Maybe birding results from having a “collection gene.” (At least a bird collection—aka a “life list”—doesn’t take up any space on a shelf, and as a bonus, it never needs dusting.) I don’t just collect birds, I seem to also accumulate books. Like many birders I have a shelf full of delightful books, each chronicling the nature experiences of an author. From a Victorian lady’s garden journal to the a thin volume exploring the seasons of the north woods, I can immerse myself in the great outdoors from the comfort of my favorite chair.
I have to admit, however, that many of these books work equally well as sleeping pills. Reading detailed descriptions of the weeds on someone’s farm just doesn’t generate the page-turning anticipation of a good adventure story.
Do you really need another field guide to North American birds? Yes, you do. In fact, you need two of them—the sooner, the better. How many of your current field guides have entries for the Yellow-bellied Prairie Chicken, the Blunt-billed Woodpecker, or the Split Rail? None of them, I bet.
Do your current field guides explain how to correctly assemble the parts of a bird? I’m sure they don’t. Do you own a book explaining what to say to other birders while on a field trip? No? Well then…
Any birder with a child in their life is eager to pass along their love of birds and nature in general. Pete and I have been blessed with a granddaughter, and even though she’s only seven months old, I’m already on the lookout for ways to share my interests.
At this tender age, she isn’t quite ready for her own binos—she’d probably try to eat them. Plus, she lives halfway across the country, so I can’t take her outside with me nearly as much as I’d like. Still, you can bet that most of the gifts from grandma this Christmas will have something to do with nature.

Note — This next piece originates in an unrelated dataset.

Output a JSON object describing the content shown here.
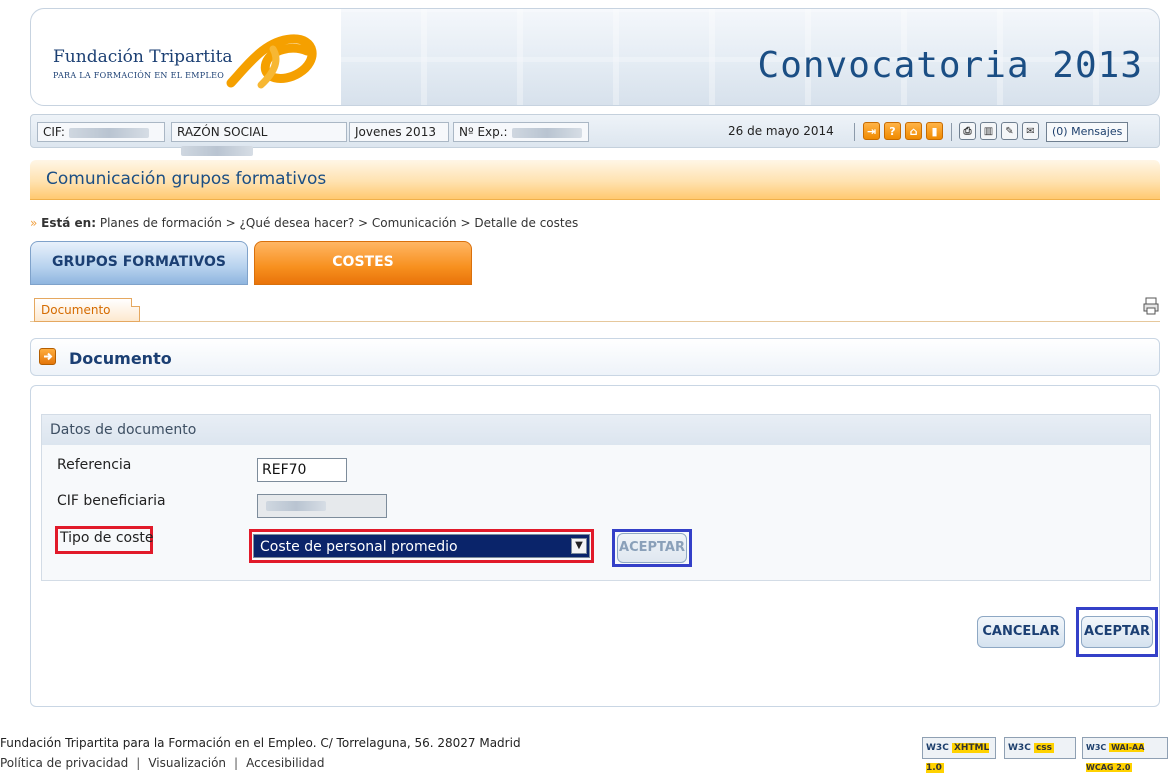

Red-Tails in Love: A Wildlife Drama in Central Park, by Marie Winn
There are a number of books that tell stories about nature. They describe birds and their behavior in ways that are accurate, but sadly boring. The reader is left thinking, “I guess you had to have been there.”
This book is different. Author Marie Winn writes with a gentle charm, leaving the reader smiling and content, yet yearning for more.
Winn starts with a lengthy prologue that sets the scene. I admit that I’m not overly fond of New York City, and I’ve never been to Central Park. Yet, after reading this book, I find myself eager to go and see for myself. In particular, I’d like to explore that portion of the park known as the Ramble, where one may spot migrating warblers in the elms and oaks and feed the birds at the Azalea Pond.